Web page and app entries:
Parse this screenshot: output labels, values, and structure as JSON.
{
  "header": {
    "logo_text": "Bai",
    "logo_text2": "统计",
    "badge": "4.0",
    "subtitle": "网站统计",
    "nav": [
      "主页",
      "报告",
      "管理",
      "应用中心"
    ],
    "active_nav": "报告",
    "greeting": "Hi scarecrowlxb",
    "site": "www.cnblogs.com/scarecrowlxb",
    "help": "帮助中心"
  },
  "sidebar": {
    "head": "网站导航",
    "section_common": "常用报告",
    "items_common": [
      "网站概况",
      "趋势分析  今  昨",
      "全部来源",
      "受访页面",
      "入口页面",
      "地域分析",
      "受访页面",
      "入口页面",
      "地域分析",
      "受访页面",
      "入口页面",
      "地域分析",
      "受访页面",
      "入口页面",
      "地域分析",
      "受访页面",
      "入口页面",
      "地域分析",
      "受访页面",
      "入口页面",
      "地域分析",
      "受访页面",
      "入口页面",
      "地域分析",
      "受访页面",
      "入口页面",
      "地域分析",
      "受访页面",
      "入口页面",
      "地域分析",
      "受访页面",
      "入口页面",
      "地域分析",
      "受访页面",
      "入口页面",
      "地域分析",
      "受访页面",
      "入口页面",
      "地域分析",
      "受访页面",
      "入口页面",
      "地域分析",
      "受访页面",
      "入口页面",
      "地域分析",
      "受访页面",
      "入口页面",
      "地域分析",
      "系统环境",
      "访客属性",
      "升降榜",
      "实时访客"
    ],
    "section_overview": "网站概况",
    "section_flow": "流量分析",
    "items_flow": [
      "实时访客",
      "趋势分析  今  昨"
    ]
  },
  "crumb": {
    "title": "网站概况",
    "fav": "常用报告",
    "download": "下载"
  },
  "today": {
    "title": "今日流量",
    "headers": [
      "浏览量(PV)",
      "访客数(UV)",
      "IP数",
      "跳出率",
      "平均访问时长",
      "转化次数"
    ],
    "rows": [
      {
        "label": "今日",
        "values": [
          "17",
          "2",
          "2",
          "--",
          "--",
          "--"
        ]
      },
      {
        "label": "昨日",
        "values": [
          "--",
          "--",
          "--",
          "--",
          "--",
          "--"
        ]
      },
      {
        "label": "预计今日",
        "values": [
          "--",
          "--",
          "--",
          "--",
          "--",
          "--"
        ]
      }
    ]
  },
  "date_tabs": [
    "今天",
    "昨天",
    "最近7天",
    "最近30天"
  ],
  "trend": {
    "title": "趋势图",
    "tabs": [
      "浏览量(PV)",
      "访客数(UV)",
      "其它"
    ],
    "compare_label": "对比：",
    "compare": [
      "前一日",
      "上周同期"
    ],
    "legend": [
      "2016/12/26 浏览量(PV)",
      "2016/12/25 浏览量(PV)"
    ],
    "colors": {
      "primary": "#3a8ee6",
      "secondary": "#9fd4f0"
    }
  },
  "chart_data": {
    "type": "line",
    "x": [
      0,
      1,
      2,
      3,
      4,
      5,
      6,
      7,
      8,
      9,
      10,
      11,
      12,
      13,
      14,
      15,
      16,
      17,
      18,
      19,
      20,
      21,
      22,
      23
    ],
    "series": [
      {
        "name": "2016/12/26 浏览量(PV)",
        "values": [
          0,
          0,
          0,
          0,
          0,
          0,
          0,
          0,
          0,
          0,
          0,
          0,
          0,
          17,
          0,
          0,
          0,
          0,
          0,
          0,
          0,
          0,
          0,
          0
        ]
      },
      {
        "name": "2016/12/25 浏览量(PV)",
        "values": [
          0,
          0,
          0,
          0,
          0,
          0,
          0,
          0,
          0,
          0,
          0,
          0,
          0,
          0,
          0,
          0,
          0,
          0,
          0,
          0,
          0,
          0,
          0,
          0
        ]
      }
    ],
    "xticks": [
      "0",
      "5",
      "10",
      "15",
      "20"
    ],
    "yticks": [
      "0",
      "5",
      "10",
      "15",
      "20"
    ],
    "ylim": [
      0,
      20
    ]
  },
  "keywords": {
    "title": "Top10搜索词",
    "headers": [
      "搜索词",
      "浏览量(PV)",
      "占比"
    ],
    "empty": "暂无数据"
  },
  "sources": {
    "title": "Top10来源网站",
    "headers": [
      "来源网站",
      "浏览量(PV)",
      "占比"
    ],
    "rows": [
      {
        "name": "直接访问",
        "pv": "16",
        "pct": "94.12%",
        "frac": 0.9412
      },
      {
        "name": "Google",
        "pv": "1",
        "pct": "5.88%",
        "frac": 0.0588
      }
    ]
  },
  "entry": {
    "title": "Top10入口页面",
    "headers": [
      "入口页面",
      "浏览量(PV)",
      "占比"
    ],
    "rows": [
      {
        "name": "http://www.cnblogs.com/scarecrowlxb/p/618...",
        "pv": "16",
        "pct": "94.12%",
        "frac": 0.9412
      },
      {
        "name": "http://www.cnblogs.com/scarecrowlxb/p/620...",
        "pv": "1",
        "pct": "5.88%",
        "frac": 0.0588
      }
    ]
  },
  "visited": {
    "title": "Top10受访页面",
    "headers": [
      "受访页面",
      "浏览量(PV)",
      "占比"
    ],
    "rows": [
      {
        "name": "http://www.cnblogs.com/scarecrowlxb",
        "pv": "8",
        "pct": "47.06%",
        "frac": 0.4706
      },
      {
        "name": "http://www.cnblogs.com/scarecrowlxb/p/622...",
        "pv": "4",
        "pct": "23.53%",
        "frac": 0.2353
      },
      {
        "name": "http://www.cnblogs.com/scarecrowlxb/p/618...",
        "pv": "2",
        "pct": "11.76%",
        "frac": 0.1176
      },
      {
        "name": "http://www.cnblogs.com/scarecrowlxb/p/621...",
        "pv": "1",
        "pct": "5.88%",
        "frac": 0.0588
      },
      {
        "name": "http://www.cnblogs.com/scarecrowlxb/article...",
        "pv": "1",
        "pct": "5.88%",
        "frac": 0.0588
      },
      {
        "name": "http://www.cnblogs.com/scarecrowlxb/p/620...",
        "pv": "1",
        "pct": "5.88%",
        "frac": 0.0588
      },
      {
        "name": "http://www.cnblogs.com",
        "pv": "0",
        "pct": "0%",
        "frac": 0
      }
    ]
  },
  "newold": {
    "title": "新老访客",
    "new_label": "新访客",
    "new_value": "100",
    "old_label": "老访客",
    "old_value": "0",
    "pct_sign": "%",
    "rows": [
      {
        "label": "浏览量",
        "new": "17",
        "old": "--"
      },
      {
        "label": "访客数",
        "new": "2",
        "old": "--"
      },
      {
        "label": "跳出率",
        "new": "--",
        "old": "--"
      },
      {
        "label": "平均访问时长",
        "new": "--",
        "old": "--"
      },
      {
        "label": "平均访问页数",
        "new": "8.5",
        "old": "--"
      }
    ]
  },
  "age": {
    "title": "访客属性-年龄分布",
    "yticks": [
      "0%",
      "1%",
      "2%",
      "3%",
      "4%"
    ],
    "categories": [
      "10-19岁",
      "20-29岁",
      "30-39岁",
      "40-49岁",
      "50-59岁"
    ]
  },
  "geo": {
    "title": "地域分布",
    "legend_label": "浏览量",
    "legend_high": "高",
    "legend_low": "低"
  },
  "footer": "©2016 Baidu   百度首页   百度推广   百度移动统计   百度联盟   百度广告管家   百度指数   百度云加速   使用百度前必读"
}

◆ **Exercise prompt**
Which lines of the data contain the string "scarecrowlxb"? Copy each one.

◆ **Result of the exercise**
    "greeting": "Hi scarecrowlxb",
    "site": "www.cnblogs.com/scarecrowlxb",
        "name": "http://www.cnblogs.com/scarecrowlxb/p/618...",
        "name": "http://www.cnblogs.com/scarecrowlxb/p/620...",
        "name": "http://www.cnblogs.com/scarecrowlxb",
        "name": "http://www.cnblogs.com/scarecrowlxb/p/622...",
        "name": "http://www.cnblogs.com/scarecrowlxb/p/618...",
        "name": "http://www.cnblogs.com/scarecrowlxb/p/621...",
        "name": "http://www.cnblogs.com/scarecrowlxb/article...",
        "name": "http://www.cnblogs.com/scarecrowlxb/p/620...",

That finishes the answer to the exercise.